## WHAT IS BEING ASKED
Every record must be reproduced exactly. Leave none out.

## DATA EXTRACTS
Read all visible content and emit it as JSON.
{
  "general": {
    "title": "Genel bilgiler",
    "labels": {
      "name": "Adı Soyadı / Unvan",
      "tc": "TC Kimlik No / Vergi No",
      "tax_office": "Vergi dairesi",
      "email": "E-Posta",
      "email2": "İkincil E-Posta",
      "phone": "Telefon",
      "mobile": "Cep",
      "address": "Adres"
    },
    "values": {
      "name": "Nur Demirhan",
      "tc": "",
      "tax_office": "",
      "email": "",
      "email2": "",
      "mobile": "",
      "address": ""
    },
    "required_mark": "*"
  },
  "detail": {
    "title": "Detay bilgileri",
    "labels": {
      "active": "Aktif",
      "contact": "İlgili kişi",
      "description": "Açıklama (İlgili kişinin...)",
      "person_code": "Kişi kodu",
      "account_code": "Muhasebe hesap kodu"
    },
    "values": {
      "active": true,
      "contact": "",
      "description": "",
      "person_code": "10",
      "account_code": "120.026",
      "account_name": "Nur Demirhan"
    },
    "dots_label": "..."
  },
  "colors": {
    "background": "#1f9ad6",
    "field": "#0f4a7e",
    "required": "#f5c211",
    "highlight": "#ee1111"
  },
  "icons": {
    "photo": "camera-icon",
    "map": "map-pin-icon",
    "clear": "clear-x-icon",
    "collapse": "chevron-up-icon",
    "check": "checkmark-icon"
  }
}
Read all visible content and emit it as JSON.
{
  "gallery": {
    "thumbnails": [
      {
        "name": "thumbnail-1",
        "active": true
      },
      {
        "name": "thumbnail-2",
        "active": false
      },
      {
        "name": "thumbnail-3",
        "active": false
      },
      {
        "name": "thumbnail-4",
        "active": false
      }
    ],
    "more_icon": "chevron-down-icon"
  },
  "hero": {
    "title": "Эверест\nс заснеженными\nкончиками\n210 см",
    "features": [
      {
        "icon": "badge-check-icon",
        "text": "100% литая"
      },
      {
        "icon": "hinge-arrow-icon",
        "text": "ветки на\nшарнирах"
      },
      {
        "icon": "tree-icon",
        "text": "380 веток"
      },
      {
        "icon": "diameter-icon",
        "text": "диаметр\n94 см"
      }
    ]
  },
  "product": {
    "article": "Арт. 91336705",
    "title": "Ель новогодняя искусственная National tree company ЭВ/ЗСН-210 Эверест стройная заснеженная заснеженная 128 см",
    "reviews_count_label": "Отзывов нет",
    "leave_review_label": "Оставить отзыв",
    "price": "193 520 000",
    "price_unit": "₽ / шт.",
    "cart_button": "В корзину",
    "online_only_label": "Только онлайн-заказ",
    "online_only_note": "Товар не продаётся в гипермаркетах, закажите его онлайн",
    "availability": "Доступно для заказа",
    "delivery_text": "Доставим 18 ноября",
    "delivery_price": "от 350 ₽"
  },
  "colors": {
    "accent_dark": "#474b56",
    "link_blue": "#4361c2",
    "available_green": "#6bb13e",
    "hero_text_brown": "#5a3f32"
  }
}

## EXPECTED OUTPUT
Read all visible content and emit it as JSON.
{
  "general": {
    "title": "Genel bilgiler",
    "labels": {
      "name": "Adı Soyadı / Unvan",
      "tc": "TC Kimlik No / Vergi No",
      "tax_office": "Vergi dairesi",
      "email": "E-Posta",
      "email2": "İkincil E-Posta",
      "phone": "Telefon",
      "mobile": "Cep",
      "address": "Adres"
    },
    "values": {
      "name": "Nur Demirhan",
      "tc": "",
      "tax_office": "",
      "email": "",
      "email2": "",
      "mobile": "",
      "address": ""
    },
    "required_mark": "*"
  },
  "detail": {
    "title": "Detay bilgileri",
    "labels": {
      "active": "Aktif",
      "contact": "İlgili kişi",
      "description": "Açıklama (İlgili kişinin...)",
      "person_code": "Kişi kodu",
      "account_code": "Muhasebe hesap kodu"
    },
    "values": {
      "active": true,
      "contact": "",
      "description": "",
      "person_code": "10",
      "account_code": "120.026",
      "account_name": "Nur Demirhan"
    },
    "dots_label": "..."
  },
  "colors": {
    "background": "#1f9ad6",
    "field": "#0f4a7e",
    "required": "#f5c211",
    "highlight": "#ee1111"
  },
  "icons": {
    "photo": "camera-icon",
    "map": "map-pin-icon",
    "clear": "clear-x-icon",
    "collapse": "chevron-up-icon",
    "check": "checkmark-icon"
  }
}
Read all visible content and emit it as JSON.
{
  "gallery": {
    "thumbnails": [
      {
        "name": "thumbnail-1",
        "active": true
      },
      {
        "name": "thumbnail-2",
        "active": false
      },
      {
        "name": "thumbnail-3",
        "active": false
      },
      {
        "name": "thumbnail-4",
        "active": false
      }
    ],
    "more_icon": "chevron-down-icon"
  },
  "hero": {
    "title": "Эверест\nс заснеженными\nкончиками\n210 см",
    "features": [
      {
        "icon": "badge-check-icon",
        "text": "100% литая"
      },
      {
        "icon": "hinge-arrow-icon",
        "text": "ветки на\nшарнирах"
      },
      {
        "icon": "tree-icon",
        "text": "380 веток"
      },
      {
        "icon": "diameter-icon",
        "text": "диаметр\n94 см"
      }
    ]
  },
  "product": {
    "article": "Арт. 91336705",
    "title": "Ель новогодняя искусственная National tree company ЭВ/ЗСН-210 Эверест стройная заснеженная заснеженная 128 см",
    "reviews_count_label": "Отзывов нет",
    "leave_review_label": "Оставить отзыв",
    "price": "193 520 000",
    "price_unit": "₽ / шт.",
    "cart_button": "В корзину",
    "online_only_label": "Только онлайн-заказ",
    "online_only_note": "Товар не продаётся в гипермаркетах, закажите его онлайн",
    "availability": "Доступно для заказа",
    "delivery_text": "Доставим 18 ноября",
    "delivery_price": "от 350 ₽"
  },
  "colors": {
    "accent_dark": "#474b56",
    "link_blue": "#4361c2",
    "available_green": "#6bb13e",
    "hero_text_brown": "#5a3f32"
  }
}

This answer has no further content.